The Afar people are an important part of the Horn of Africa. They have a rich culture and history that should be preserved. The international community should support the Afar people in their efforts to overcome the challenges they face and to build a better future.

I hope this article has given you a better understanding of the Afar people and their culture. If you are interested in learning more, I encourage you to visit the Afar Region of Ethiopia or Djibouti. You can also find more information online or in libraries.

Afar Culture: A Rich Tapestry Weaving Djibouti, Ethiopia, and Eritrea

The Afar people, also known as the Danakil, are an ancient and distinct ethnic group with a rich cultural heritage that spans the horn of Africa, primarily in Djibouti, Ethiopia, and Eritrea. This nomadic pastoralist society, deeply rooted in tradition, has cultivated a unique way of life that reflects their resilience, adaptability, and reverence for their harsh yet breathtaking environment.

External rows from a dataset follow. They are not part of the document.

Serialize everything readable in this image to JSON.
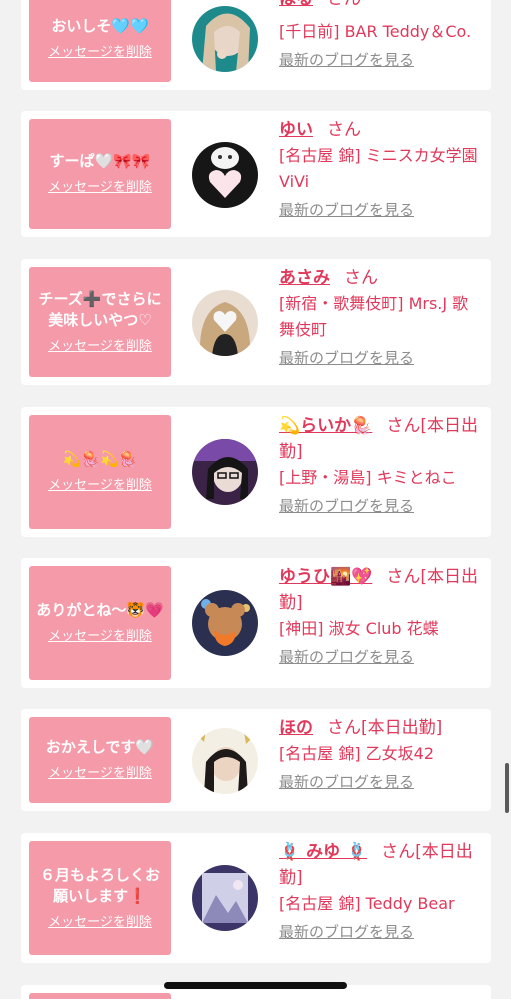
{
  "messages": [
    {
      "text": "おいしそ🩵🩵",
      "delete_label": "メッセージを削除",
      "name": "はる",
      "honorific": "さん",
      "shop": "[千日前] BAR Teddy＆Co.",
      "blog_label": "最新のブログを見る",
      "avatar_icon": "avatar-photo-icon"
    },
    {
      "text": "すーぱ🤍🎀🎀",
      "delete_label": "メッセージを削除",
      "name": "ゆい",
      "honorific": "さん",
      "shop": "[名古屋 錦] ミニスカ女学園ViVi",
      "blog_label": "最新のブログを見る",
      "avatar_icon": "avatar-photo-icon"
    },
    {
      "text": "チーズ➕でさらに美味しいやつ♡",
      "delete_label": "メッセージを削除",
      "name": "あさみ",
      "honorific": "さん",
      "shop": "[新宿・歌舞伎町] Mrs.J 歌舞伎町",
      "blog_label": "最新のブログを見る",
      "avatar_icon": "avatar-photo-icon"
    },
    {
      "text": "💫🪼💫🪼",
      "delete_label": "メッセージを削除",
      "name": "💫らいか🪼",
      "honorific": "さん[本日出勤]",
      "shop": "[上野・湯島] キミとねこ",
      "blog_label": "最新のブログを見る",
      "avatar_icon": "avatar-photo-icon"
    },
    {
      "text": "ありがとね〜🐯💗",
      "delete_label": "メッセージを削除",
      "name": "ゆうひ🌇💖",
      "honorific": "さん[本日出勤]",
      "shop": "[神田] 淑女 Club 花蝶",
      "blog_label": "最新のブログを見る",
      "avatar_icon": "avatar-photo-icon"
    },
    {
      "text": "おかえしです🤍",
      "delete_label": "メッセージを削除",
      "name": "ほの",
      "honorific": "さん[本日出勤]",
      "shop": "[名古屋 錦] 乙女坂42",
      "blog_label": "最新のブログを見る",
      "avatar_icon": "avatar-photo-icon"
    },
    {
      "text": "６月もよろしくお願いします❗",
      "delete_label": "メッセージを削除",
      "name": "🪢 みゆ 🪢",
      "honorific": "さん[本日出勤]",
      "shop": "[名古屋 錦] Teddy Bear",
      "blog_label": "最新のブログを見る",
      "avatar_icon": "avatar-photo-icon"
    }
  ],
  "colors": {
    "accent": "#e0395b",
    "bubble": "#f49aa9",
    "muted_link": "#8c8c8c",
    "background": "#f2f2f2"
  }
}
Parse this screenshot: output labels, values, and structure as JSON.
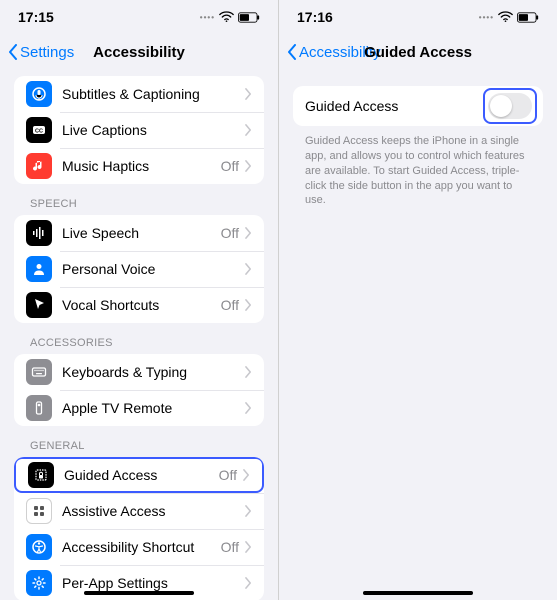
{
  "left": {
    "status": {
      "time": "17:15"
    },
    "nav": {
      "back": "Settings",
      "title": "Accessibility"
    },
    "group1": [
      {
        "icon": "mic-icon",
        "color": "ico-blue",
        "label": "Subtitles & Captioning",
        "value": ""
      },
      {
        "icon": "cc-icon",
        "color": "ico-black",
        "label": "Live Captions",
        "value": ""
      },
      {
        "icon": "music-icon",
        "color": "ico-red",
        "label": "Music Haptics",
        "value": "Off"
      }
    ],
    "speech_header": "SPEECH",
    "group2": [
      {
        "icon": "wave-icon",
        "color": "ico-black",
        "label": "Live Speech",
        "value": "Off"
      },
      {
        "icon": "person-icon",
        "color": "ico-blue",
        "label": "Personal Voice",
        "value": ""
      },
      {
        "icon": "cursor-icon",
        "color": "ico-black",
        "label": "Vocal Shortcuts",
        "value": "Off"
      }
    ],
    "acc_header": "ACCESSORIES",
    "group3": [
      {
        "icon": "keyboard-icon",
        "color": "ico-gray",
        "label": "Keyboards & Typing",
        "value": ""
      },
      {
        "icon": "remote-icon",
        "color": "ico-gray",
        "label": "Apple TV Remote",
        "value": ""
      }
    ],
    "gen_header": "GENERAL",
    "group4": [
      {
        "icon": "lock-icon",
        "color": "ico-black",
        "label": "Guided Access",
        "value": "Off",
        "highlight": true
      },
      {
        "icon": "grid-icon",
        "color": "ico-outline",
        "label": "Assistive Access",
        "value": ""
      },
      {
        "icon": "a11y-icon",
        "color": "ico-blue",
        "label": "Accessibility Shortcut",
        "value": "Off"
      },
      {
        "icon": "gear-icon",
        "color": "ico-blue",
        "label": "Per-App Settings",
        "value": ""
      }
    ]
  },
  "right": {
    "status": {
      "time": "17:16"
    },
    "nav": {
      "back": "Accessibility",
      "title": "Guided Access"
    },
    "toggle": {
      "label": "Guided Access",
      "on": false
    },
    "footer": "Guided Access keeps the iPhone in a single app, and allows you to control which features are available. To start Guided Access, triple-click the side button in the app you want to use."
  }
}
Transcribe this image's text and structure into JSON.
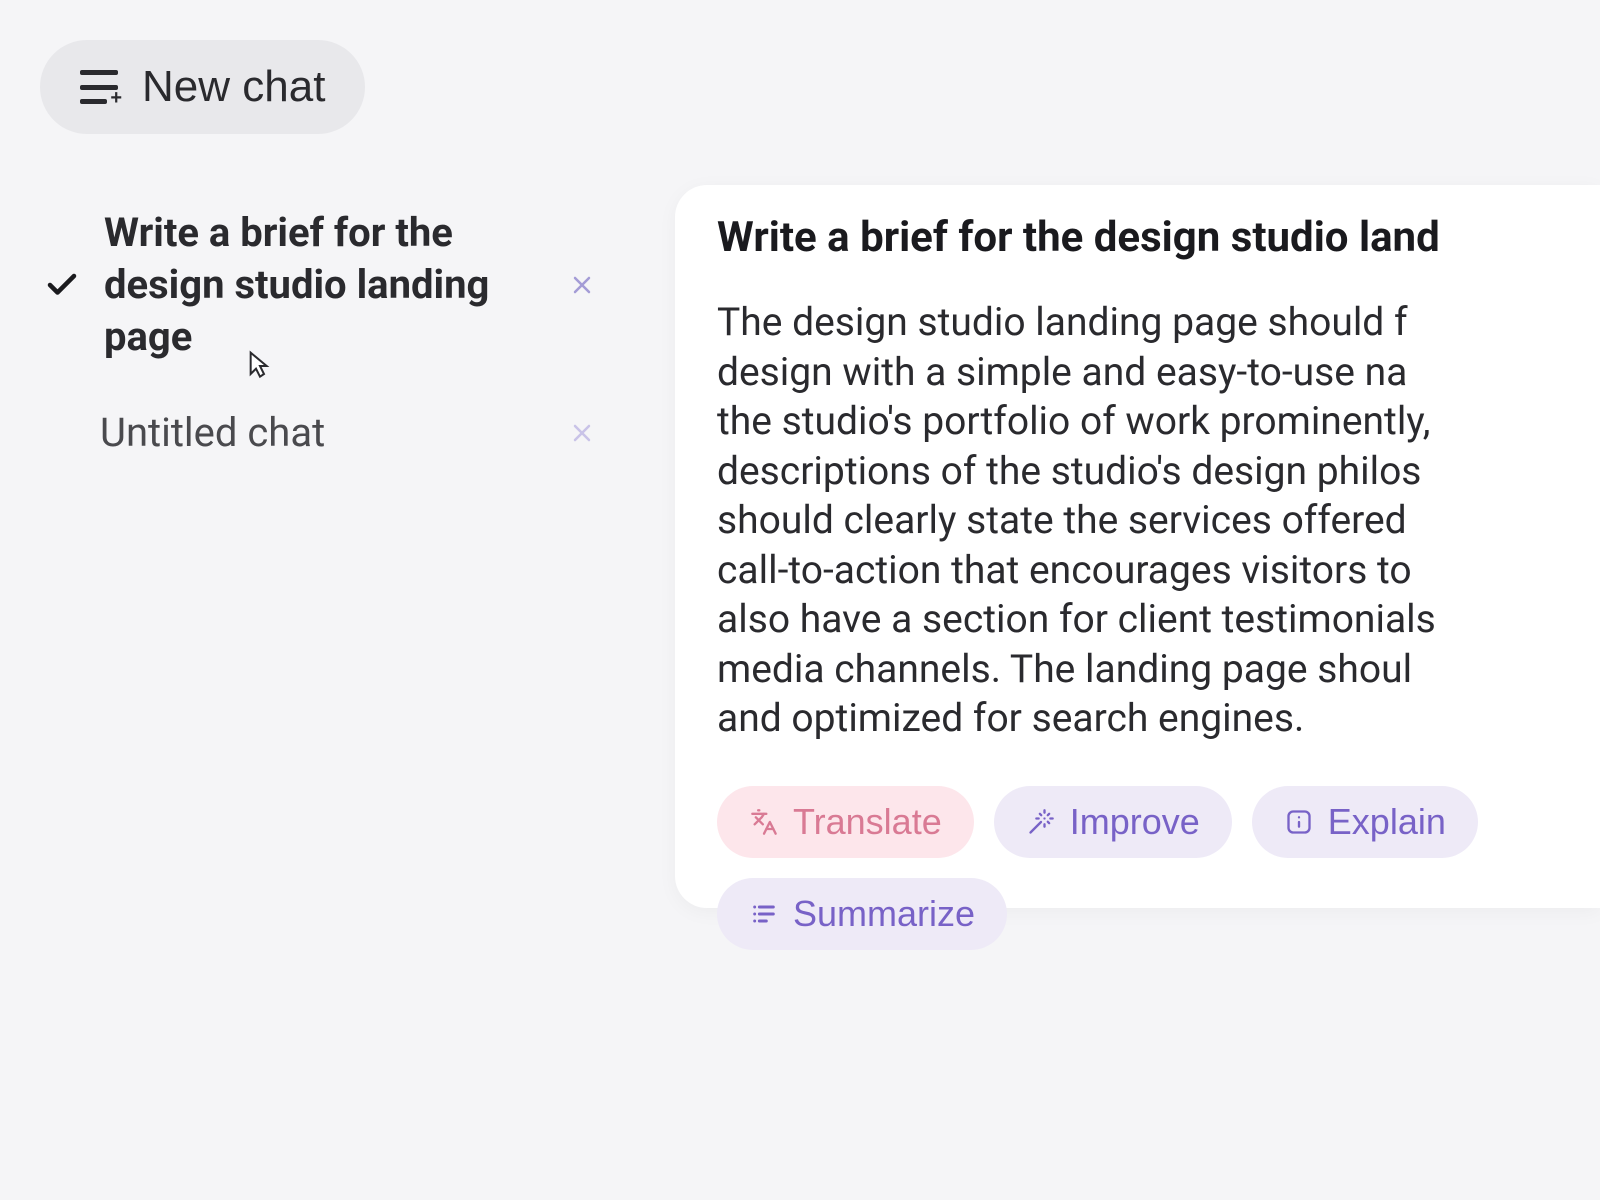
{
  "header": {
    "new_chat_label": "New chat"
  },
  "chat_list": [
    {
      "title": "Write a brief for the design studio landing page",
      "active": true
    },
    {
      "title": "Untitled chat",
      "active": false
    }
  ],
  "content": {
    "title": "Write a brief for the design studio land",
    "body_lines": [
      "The design studio landing page should f",
      "design with a simple and easy-to-use na",
      "the studio's portfolio of work prominently,",
      "descriptions of the studio's design philos",
      "should clearly state the services offered ",
      "call-to-action that encourages visitors to ",
      "also have a section for client testimonials",
      "media channels. The landing page shoul",
      "and optimized for search engines."
    ]
  },
  "actions": {
    "translate": "Translate",
    "improve": "Improve",
    "explain": "Explain",
    "summarize": "Summarize"
  }
}
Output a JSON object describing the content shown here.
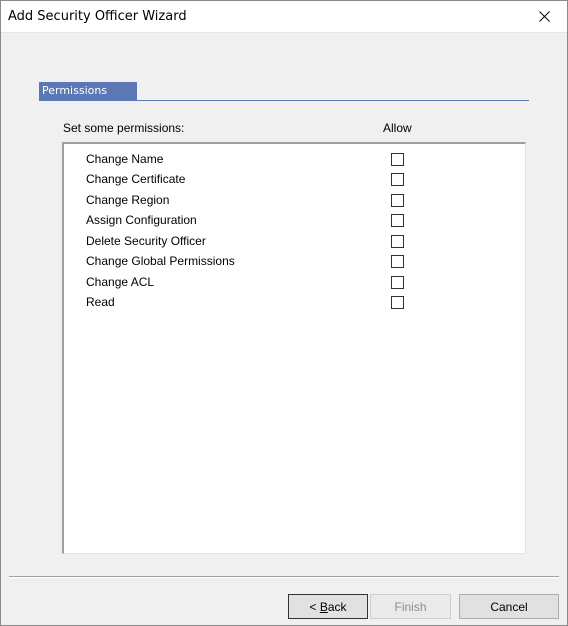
{
  "window": {
    "title": "Add Security Officer Wizard"
  },
  "tab": {
    "label": "Permissions"
  },
  "permissions": {
    "set_label": "Set some permissions:",
    "allow_header": "Allow",
    "items": [
      {
        "label": "Change Name",
        "allowed": false
      },
      {
        "label": "Change Certificate",
        "allowed": false
      },
      {
        "label": "Change Region",
        "allowed": false
      },
      {
        "label": "Assign Configuration",
        "allowed": false
      },
      {
        "label": "Delete Security Officer",
        "allowed": false
      },
      {
        "label": "Change Global Permissions",
        "allowed": false
      },
      {
        "label": "Change ACL",
        "allowed": false
      },
      {
        "label": "Read",
        "allowed": false
      }
    ]
  },
  "buttons": {
    "back_prefix": "< ",
    "back_mnemonic": "B",
    "back_rest": "ack",
    "finish": "Finish",
    "cancel": "Cancel"
  },
  "colors": {
    "tab_accent": "#5b78b5"
  }
}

Historical Background:

The Afar culture has thrived for centuries in the challenging terrain of the Afar Triangle, a region marked by arid deserts, volcanic landscapes, and the Great Rift Valley. With a history that dates back to ancient times, the Afar people have navigated this harsh environment through a strong sense of community, resourcefulness, and close ties to their surroundings.

Language and Identity:

Central to the Afar culture is their language, Afar, which belongs to the Cushitic branch of the Afroasiatic language family. The Afar language not only serves as a means of communication but also holds cultural and historical significance, allowing the transmission of oral traditions, folklore, and wisdom from one generation to the next. It is through their language that the Afar people reinforce their unique identity and connections to their past.

Nomadic Lifestyle:

Traditionally, the Afar have been semi-nomadic pastoralists, relying on the rearing of livestock such as camels, goats, and sheep for sustenance and trade. The vast desert landscapes and the scarcity of water have necessitated a mobile way of life, where Afar families move in search of grazing land and water sources. This nomadic lifestyle has fostered a deep understanding of their environment, enabling them to navigate its challenges while preserving its delicate ecological balance.

Cultural Expressions:

The Afar culture is richly expressed through various art forms, music, dance, and rituals. Afar men and women skillfully craft jewelry, pottery, and textiles, reflecting their vibrant creativity and traditional craftsmanship. Music and dance play a pivotal role in Afar celebrations, such as weddings and coming-of-age ceremonies, where rhythmic movements and melodious tunes convey their stories, values, and aspirations.

Spirituality and Belief Systems:

Afar spirituality is deeply intertwined with their natural surroundings. Traditional beliefs center around the reverence of spirits that inhabit the land, mountains, and water sources. The active volcanoes of the region hold special significance, often considered as a bridge between the earthly and spiritual realms. Afar rituals, marked by chants, dance, and offerings, are performed to seek protection, fertility, and guidance from these spirits.

Challenges and Modernity:

In recent times, the Afar culture Wiki History looks has faced challenges posed by modernization, changing political dynamics, and environmental shifts. The pressures of urbanization and the encroachment of outside influences have led to shifts in traditional practices and ways of life. Efforts to balance the preservation of cultural heritage with the demands of contemporary society highlight the resilience of the Afar people as they navigate a complex landscape of change.


The Afar culture, deeply rooted in the arid landscapes of Djibouti, Ethiopia, and Eritrea, is a testament to human adaptability, community strength, and the profound connection between people and their environment. As they continue to face the evolving challenges of the modern world, the Afar people hold onto their rich cultural traditions, serving as a source of inspiration and a reminder of the intricate tapestry that weaves together the threads of their history, identity, and aspirations.